French uses "the" at times when English does not and you cannot translate word for word. http://french.about.com/library/weekly/aa082401.htm
No, he has an illness that affects his heart.
lovesick translates as "chagrin d'amour" heartsick translates as "ayant la mort dans l'âme"
I used the related "he has a heart problem" and got it wrong. It sounds more natural to me, though the French word "probleme" does not appear. We would not say "sick heart" to represent a real heart problem. And the French word for weak (faible) does not appear either. So I would conclude this should not be translated word for word, and my translation is as good as any others that are here, so I'm reporting it.
' He is heartsick ' or ' He is sick at heart ' refer to the spirit, not the body. Googling a sentence is probably a good way to check whether it's common usage. "He has a bad heart " got 45,000 hits; "He has a ill heart " only got 3, one complaining about it in Duolingo and two in what looked like Indian melodramas.

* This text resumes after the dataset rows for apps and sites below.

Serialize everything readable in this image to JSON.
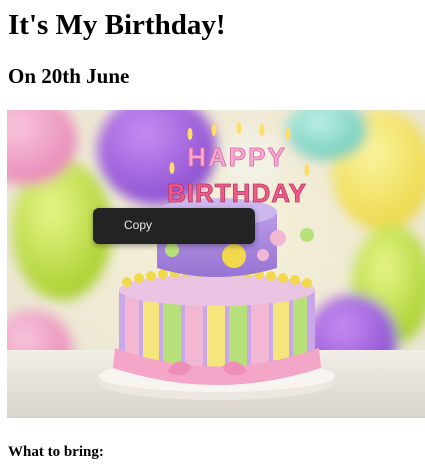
{
  "page": {
    "title": "It's My Birthday!",
    "subtitle": "On 20th June",
    "section_heading": "What to bring:"
  },
  "image": {
    "alt": "Birthday cake",
    "banner_top": "HAPPY",
    "banner_bottom": "BIRTHDAY"
  },
  "context_menu": {
    "items": [
      {
        "label": "Copy"
      }
    ]
  }
}
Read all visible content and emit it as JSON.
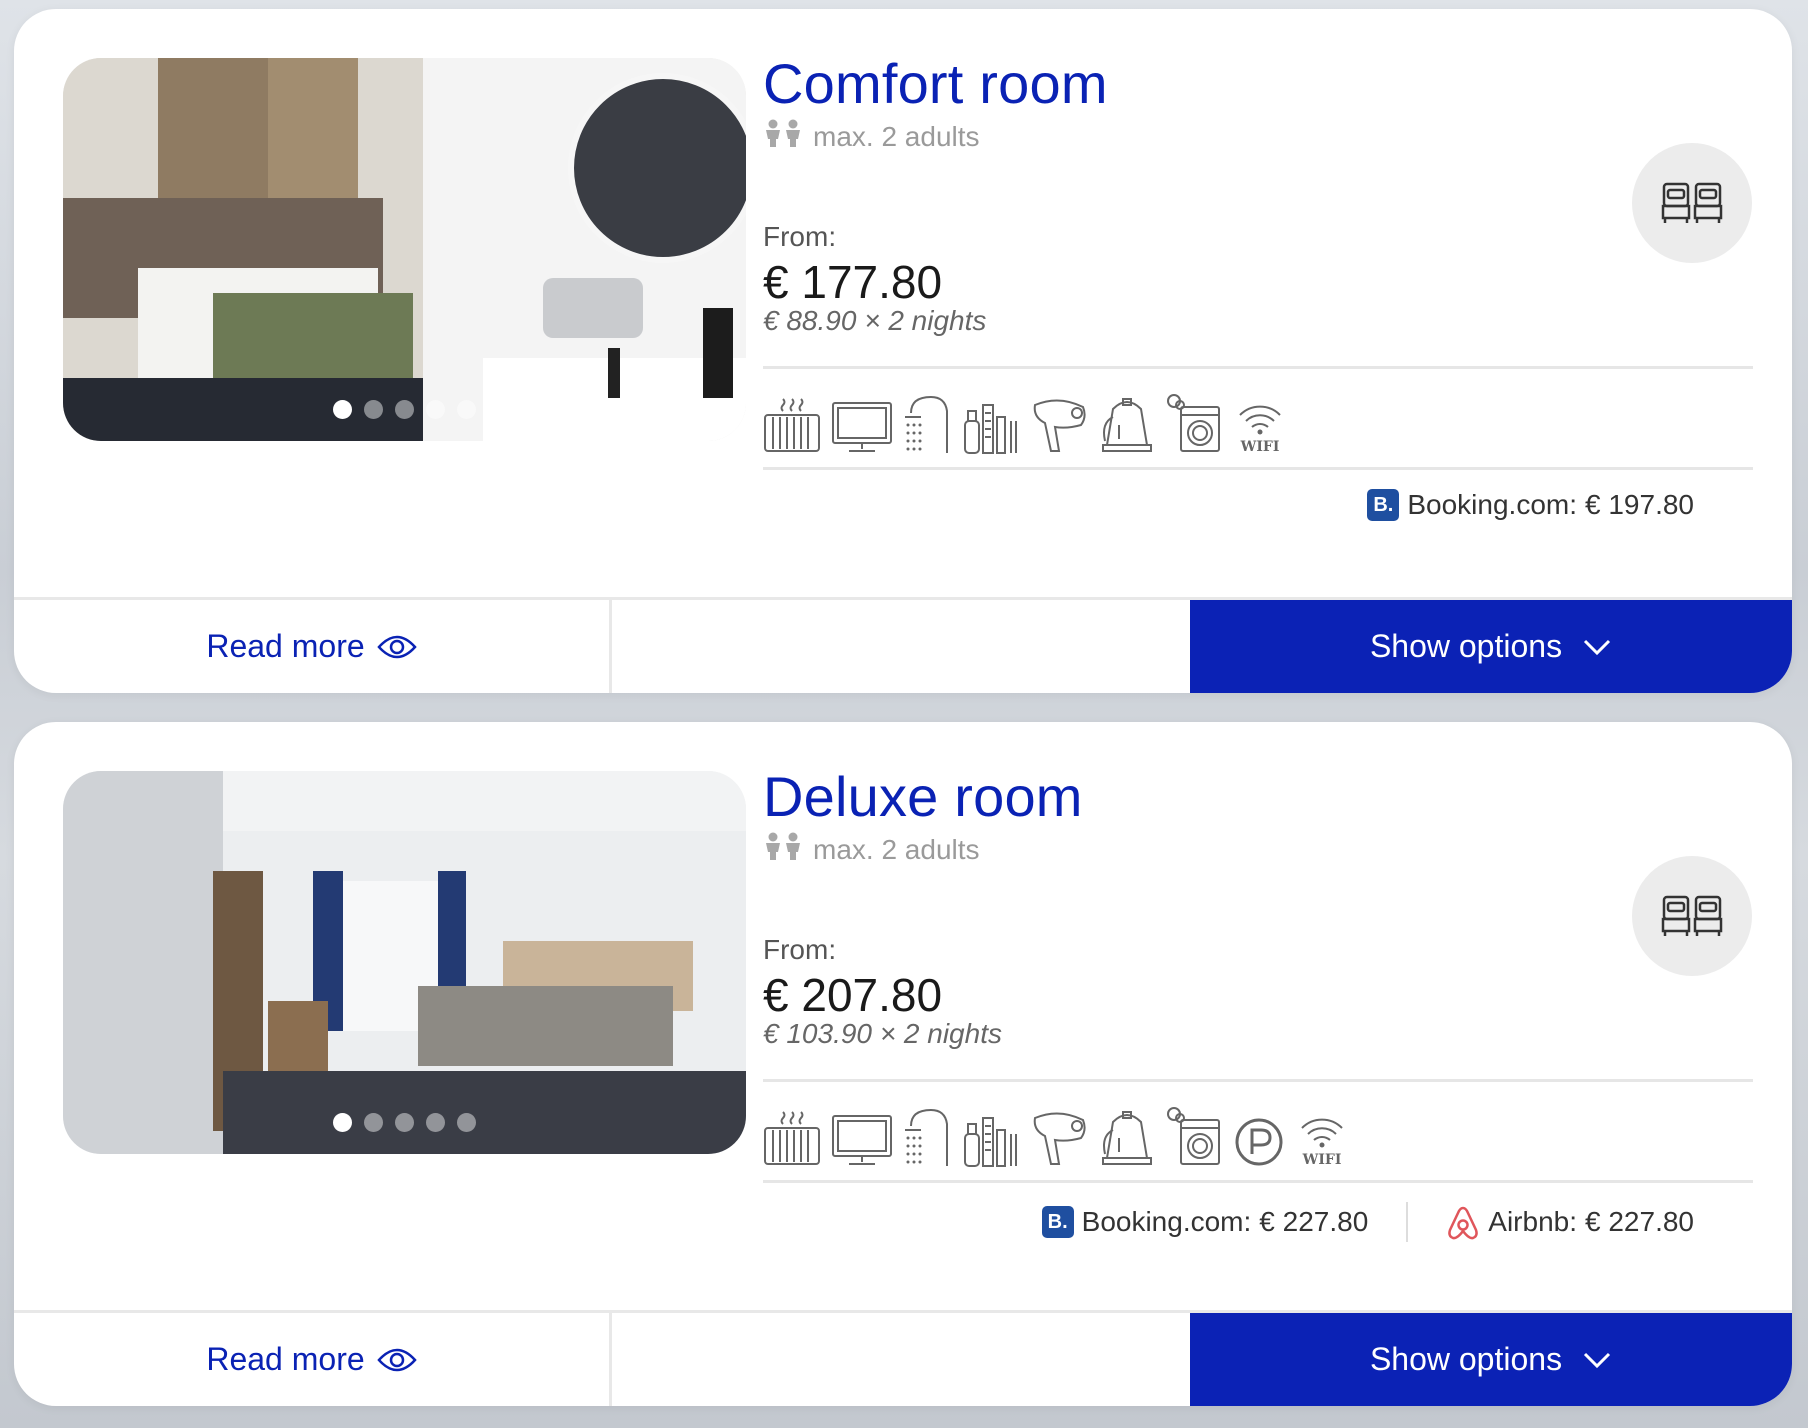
{
  "colors": {
    "brand_blue": "#0b22b5",
    "title_blue": "#0a22b4",
    "muted_gray": "#9a9a9a"
  },
  "rooms": [
    {
      "title": "Comfort room",
      "capacity": "max. 2 adults",
      "from_label": "From:",
      "price": "€ 177.80",
      "nightly": "€ 88.90 × 2 nights",
      "photo_dots": 5,
      "active_dot": 1,
      "amenity_icons": [
        "radiator-icon",
        "tv-icon",
        "shower-icon",
        "toiletries-icon",
        "hairdryer-icon",
        "kettle-icon",
        "washing-machine-icon",
        "wifi-icon"
      ],
      "wifi_label": "WIFI",
      "partners": [
        {
          "name": "Booking.com:",
          "price": "€ 197.80",
          "logo": "B.",
          "icon": "booking-logo-icon"
        }
      ],
      "read_more": "Read more",
      "show_options": "Show options"
    },
    {
      "title": "Deluxe room",
      "capacity": "max. 2 adults",
      "from_label": "From:",
      "price": "€ 207.80",
      "nightly": "€ 103.90 × 2 nights",
      "photo_dots": 5,
      "active_dot": 1,
      "amenity_icons": [
        "radiator-icon",
        "tv-icon",
        "shower-icon",
        "toiletries-icon",
        "hairdryer-icon",
        "kettle-icon",
        "washing-machine-icon",
        "parking-icon",
        "wifi-icon"
      ],
      "wifi_label": "WIFI",
      "partners": [
        {
          "name": "Booking.com:",
          "price": "€ 227.80",
          "logo": "B.",
          "icon": "booking-logo-icon"
        },
        {
          "name": "Airbnb:",
          "price": "€ 227.80",
          "icon": "airbnb-logo-icon"
        }
      ],
      "read_more": "Read more",
      "show_options": "Show options"
    }
  ]
}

"He is sad." would be "il est triste." http://dictionnaire.reverso.net/anglais-francais/He%20is%20sad